We’re continuing our marketing to develop Ontario Construction News. The primary customer-building tool continues to be direct mail, (about 80 per cent) followed by Google Ads, association and joint venture partnership relationships, and a smattering of referral inquiries.
As we develop the business, I’m reminded that the ideal marketing strategy for your business will be very different from ours. You may of course (if you are in a relatively common trade or profession) look how your peers handle their marketing and business development, especially if they are not competitors (in other cities, for example, with similar demographics to yours).
But undoubtedly you will have some unique qualities and in fact you need these to develop your Unique Selling Proposition or USP — your differentiating quality. This has to be something that resonates with your potential clients, and generally you can tell you are NOT on the right track if your best marketing message is “great customer service” or “we guarantee the lowest price”.

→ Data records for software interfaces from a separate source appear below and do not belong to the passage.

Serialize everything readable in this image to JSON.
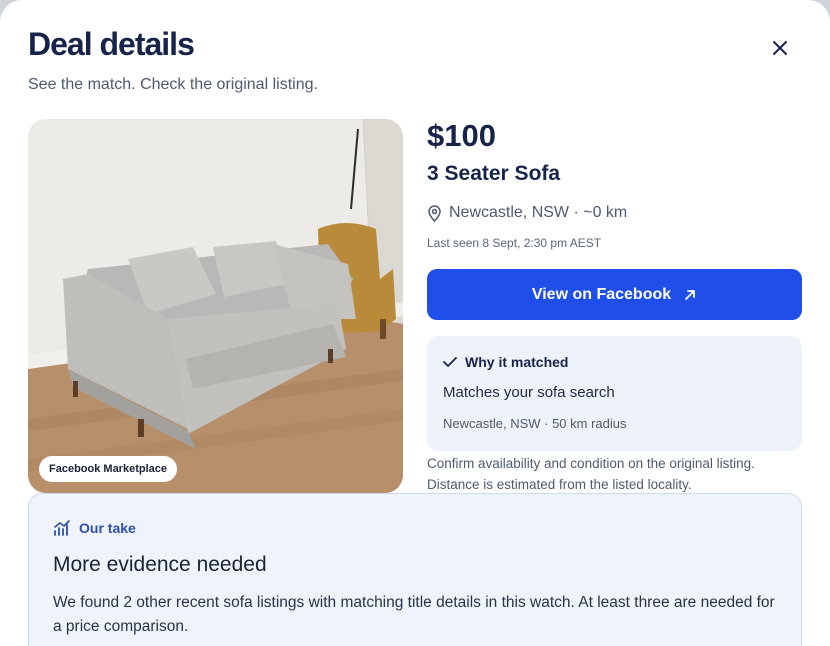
{
  "dialog": {
    "title": "Deal details",
    "subtitle": "See the match. Check the original listing.",
    "close_icon": "close-icon"
  },
  "listing": {
    "source_badge": "Facebook Marketplace",
    "price": "$100",
    "title": "3 Seater Sofa",
    "location": "Newcastle, NSW · ~0 km",
    "last_seen": "Last seen 8 Sept, 2:30 pm AEST",
    "view_button": "View on Facebook",
    "icons": {
      "location": "map-pin-icon",
      "external": "arrow-up-right-icon"
    }
  },
  "why_matched": {
    "heading": "Why it matched",
    "reason": "Matches your sofa search",
    "criteria": "Newcastle, NSW · 50 km radius",
    "icon": "check-icon"
  },
  "note": {
    "line1": "Confirm availability and condition on the original listing.",
    "line2": "Distance is estimated from the listed locality."
  },
  "our_take": {
    "heading": "Our take",
    "title": "More evidence needed",
    "body": "We found 2 other recent sofa listings with matching title details in this watch. At least three are needed for a price comparison.",
    "icon": "chart-icon"
  },
  "colors": {
    "primary": "#1f4fe8",
    "heading": "#17244a",
    "card": "#edf2fb"
  }
}
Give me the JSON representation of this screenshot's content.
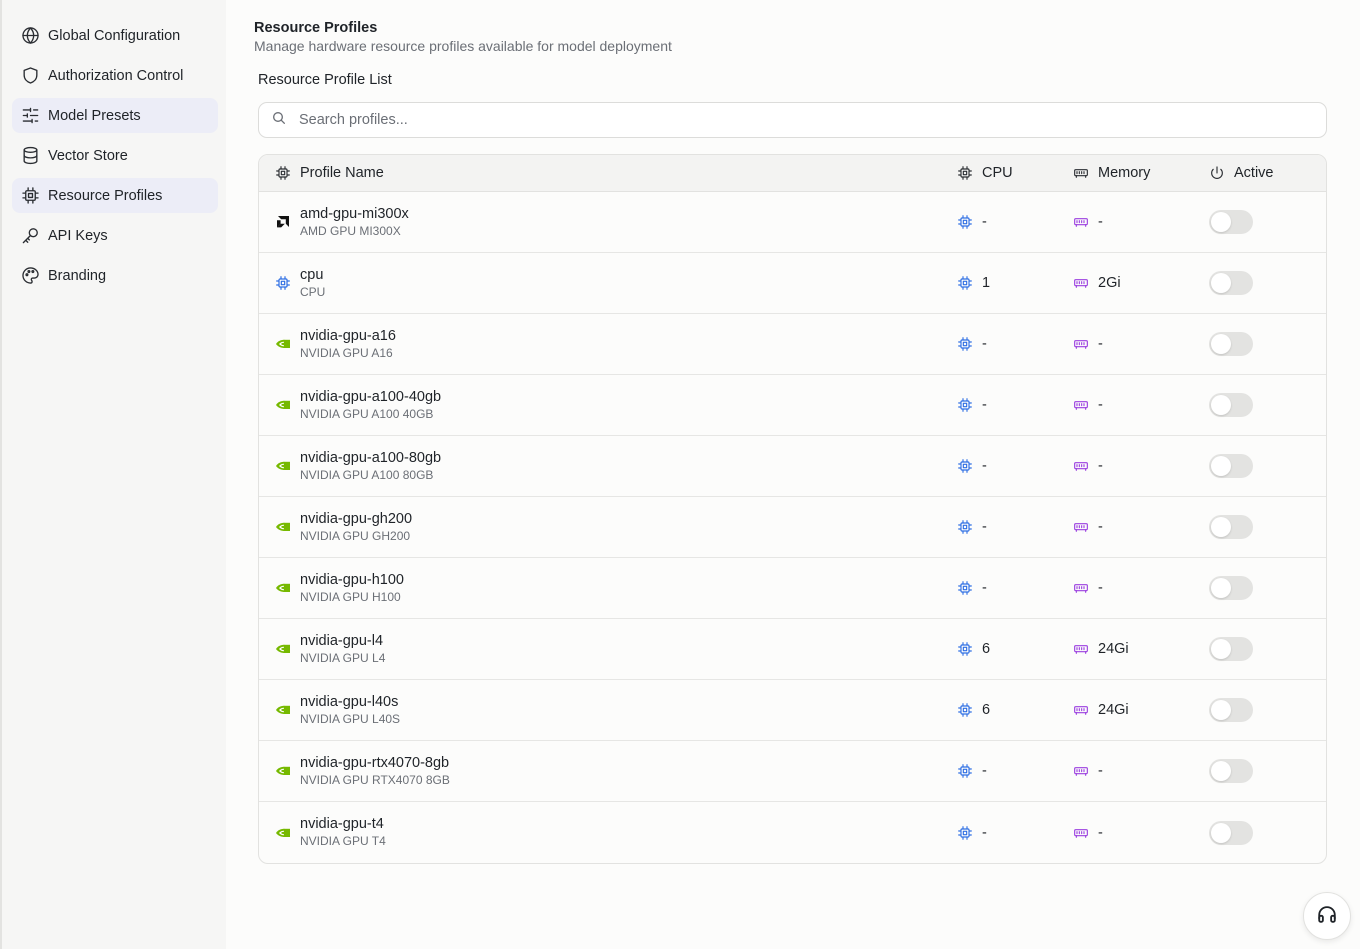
{
  "sidebar": {
    "items": [
      {
        "label": "Global Configuration",
        "icon": "globe-icon",
        "active": false
      },
      {
        "label": "Authorization Control",
        "icon": "shield-icon",
        "active": false
      },
      {
        "label": "Model Presets",
        "icon": "sliders-icon",
        "active": true
      },
      {
        "label": "Vector Store",
        "icon": "database-icon",
        "active": false
      },
      {
        "label": "Resource Profiles",
        "icon": "chip-icon",
        "active": true
      },
      {
        "label": "API Keys",
        "icon": "key-icon",
        "active": false
      },
      {
        "label": "Branding",
        "icon": "palette-icon",
        "active": false
      }
    ]
  },
  "header": {
    "title": "Resource Profiles",
    "subtitle": "Manage hardware resource profiles available for model deployment"
  },
  "list": {
    "title": "Resource Profile List",
    "search_placeholder": "Search profiles...",
    "columns": {
      "name": "Profile Name",
      "cpu": "CPU",
      "memory": "Memory",
      "active": "Active"
    },
    "rows": [
      {
        "name": "amd-gpu-mi300x",
        "description": "AMD GPU MI300X",
        "vendor": "amd",
        "cpu": "-",
        "memory": "-",
        "active": false
      },
      {
        "name": "cpu",
        "description": "CPU",
        "vendor": "cpu",
        "cpu": "1",
        "memory": "2Gi",
        "active": false
      },
      {
        "name": "nvidia-gpu-a16",
        "description": "NVIDIA GPU A16",
        "vendor": "nvidia",
        "cpu": "-",
        "memory": "-",
        "active": false
      },
      {
        "name": "nvidia-gpu-a100-40gb",
        "description": "NVIDIA GPU A100 40GB",
        "vendor": "nvidia",
        "cpu": "-",
        "memory": "-",
        "active": false
      },
      {
        "name": "nvidia-gpu-a100-80gb",
        "description": "NVIDIA GPU A100 80GB",
        "vendor": "nvidia",
        "cpu": "-",
        "memory": "-",
        "active": false
      },
      {
        "name": "nvidia-gpu-gh200",
        "description": "NVIDIA GPU GH200",
        "vendor": "nvidia",
        "cpu": "-",
        "memory": "-",
        "active": false
      },
      {
        "name": "nvidia-gpu-h100",
        "description": "NVIDIA GPU H100",
        "vendor": "nvidia",
        "cpu": "-",
        "memory": "-",
        "active": false
      },
      {
        "name": "nvidia-gpu-l4",
        "description": "NVIDIA GPU L4",
        "vendor": "nvidia",
        "cpu": "6",
        "memory": "24Gi",
        "active": false
      },
      {
        "name": "nvidia-gpu-l40s",
        "description": "NVIDIA GPU L40S",
        "vendor": "nvidia",
        "cpu": "6",
        "memory": "24Gi",
        "active": false
      },
      {
        "name": "nvidia-gpu-rtx4070-8gb",
        "description": "NVIDIA GPU RTX4070 8GB",
        "vendor": "nvidia",
        "cpu": "-",
        "memory": "-",
        "active": false
      },
      {
        "name": "nvidia-gpu-t4",
        "description": "NVIDIA GPU T4",
        "vendor": "nvidia",
        "cpu": "-",
        "memory": "-",
        "active": false
      }
    ]
  },
  "colors": {
    "accent_nav": "#ecedf7",
    "cpu_icon": "#2f6fe4",
    "memory_icon": "#9b3fe0",
    "nvidia_green": "#76b900",
    "toggle_off": "#e3e3e1"
  },
  "help_button_icon": "headphones-icon"
}
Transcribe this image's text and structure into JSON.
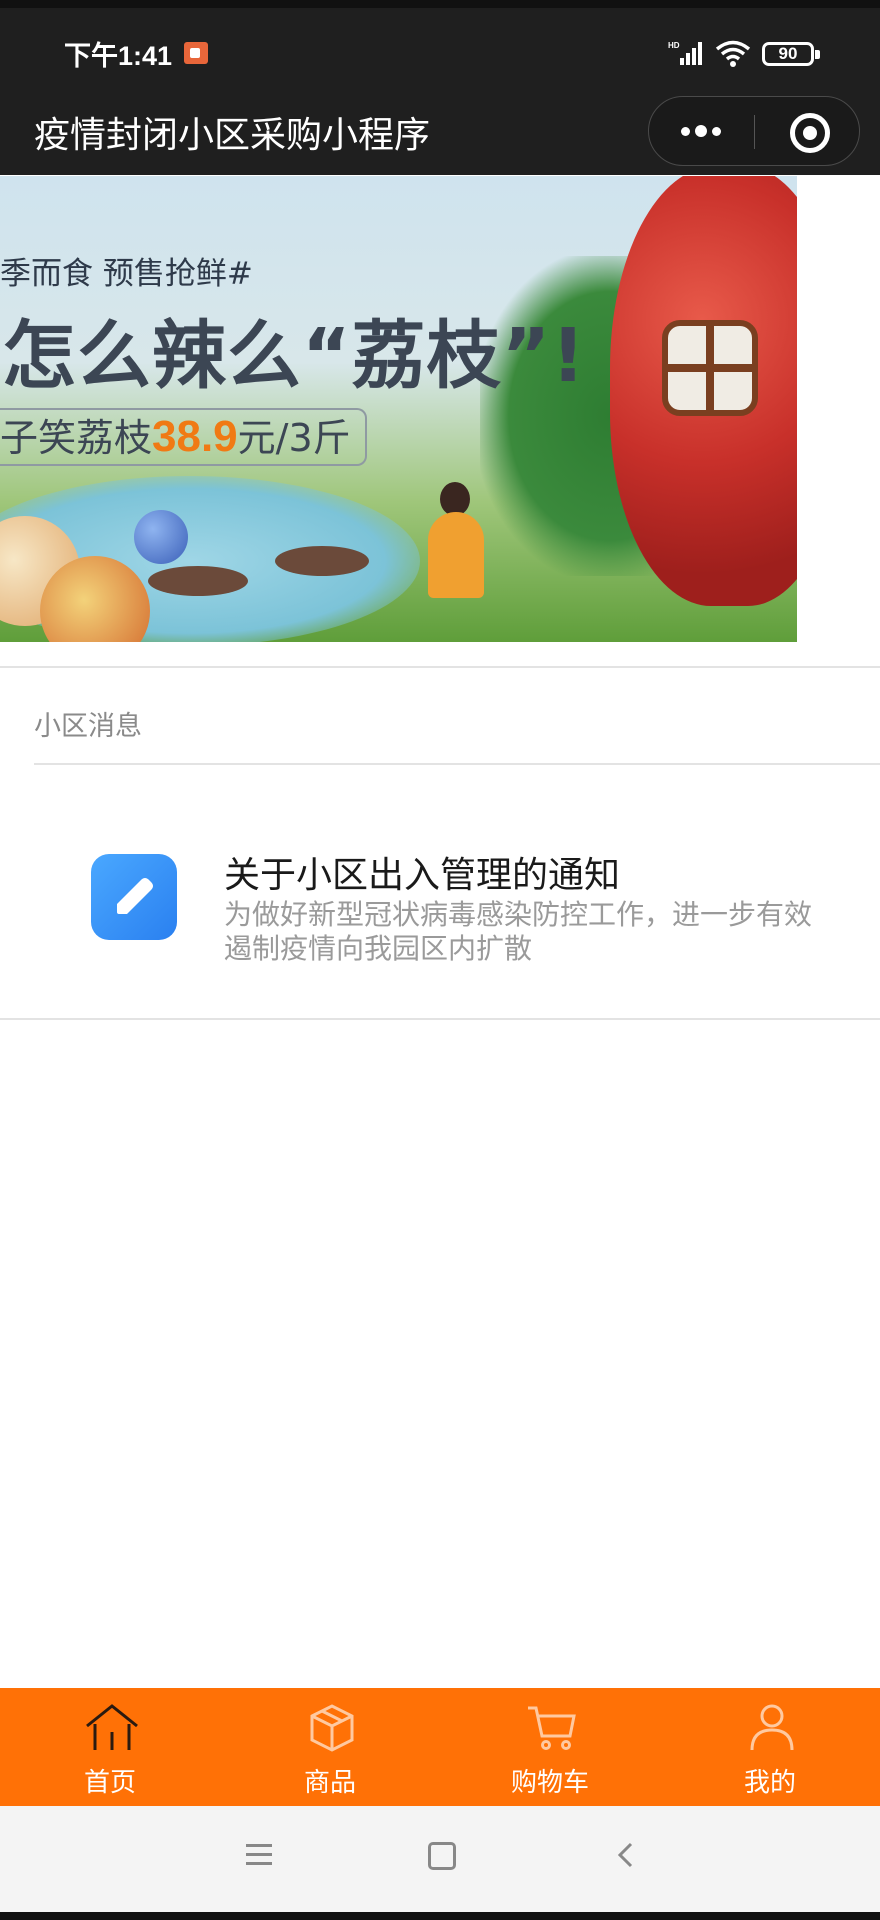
{
  "status_bar": {
    "time": "下午1:41",
    "battery": "90"
  },
  "header": {
    "title": "疫情封闭小区采购小程序"
  },
  "banner": {
    "line1": "季而食  预售抢鲜#",
    "line2": "怎么辣么“荔枝”!",
    "line3_prefix": "子笑荔枝",
    "line3_price": "38.9",
    "line3_suffix": "元/3斤"
  },
  "section": {
    "title": "小区消息"
  },
  "notices": [
    {
      "title": "关于小区出入管理的通知",
      "desc": "为做好新型冠状病毒感染防控工作，进一步有效遏制疫情向我园区内扩散",
      "icon": "edit-icon"
    }
  ],
  "tabbar": {
    "items": [
      {
        "label": "首页",
        "icon": "home-icon"
      },
      {
        "label": "商品",
        "icon": "box-icon"
      },
      {
        "label": "购物车",
        "icon": "cart-icon"
      },
      {
        "label": "我的",
        "icon": "user-icon"
      }
    ]
  },
  "colors": {
    "tabbar_bg": "#ff7106",
    "topbar_bg": "#1f1f1f",
    "price": "#f07a14"
  }
}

(If you truly offer an incredible price value, of course, go ahead and state it. This is part of our USP — but we are in the special place of breaking a 30-to 40-year publishing monopoly. But if you are in a well-developed competitive market I can’t see how you can hope to win on price unless something else exceptional is happening with your business.)
Once you have your USP sorted, you need to figure out the best way to communicate this message to your potential clients, and unfortunately there are many different marketing services and media that will all assert they are the best or most effective. And each has pitfalls, unless you are careful.
Take Google Ads for example. I have an exceptionally close relationship with Google, as a Product Expert on the AdSense ad serving program — I’ve just come back from a three-day expense-paid meet-up in Boulder, CO. And I thought it would be easy to make Google Ads work for the long-tail of our market; the new advertisers who need to place the specialized Certificate of Substantial Performance (CSP) ads.
But everything went haywire at the start, when keyword fees went well above what I though they should be in a non-competitive market. (After all, our business is the only one seeking to purchase these paid advertisements.) Finally, after much expense, using third-party service Wordstream.com, and figuring out the right way to use “negative keywords” to screen out unsuitable responses, our Google Ads costs have reached the right point where they are sustainable, generating a few worthy leads each week at a reasonable cost.
Our biggest success, direct mail, may make sense for your business, especially if you can define your target audience and market. We have a list now of about 1,500 qualified names and we are able to segment that list into a priority list of 100 super-potential clients.
My sales team reported this week that we have converted seven of the Top 100 — so we will continue a rotating strategy with a special mailing to the prime candidates, followed by a more general mailing. Ultimately, we’ll experience diminishing returns, but our assessment of lifetime marketing value suggests we are on the right track.
Our marketing methods work for the specific market, knowing our target, with relatively high volume and frequent orders for a service that costs a few hundred dollars per order.
This won’t work if you are building $8 million schools, or for that matter, $50,000 renovations — at least in the number of responses you will receive from your marketing investment.
Think, plan, pull the trigger (you have to take action), and assess . . .ultimately, if you combine discipline and perseverance, you’ll achieve construction marketing success.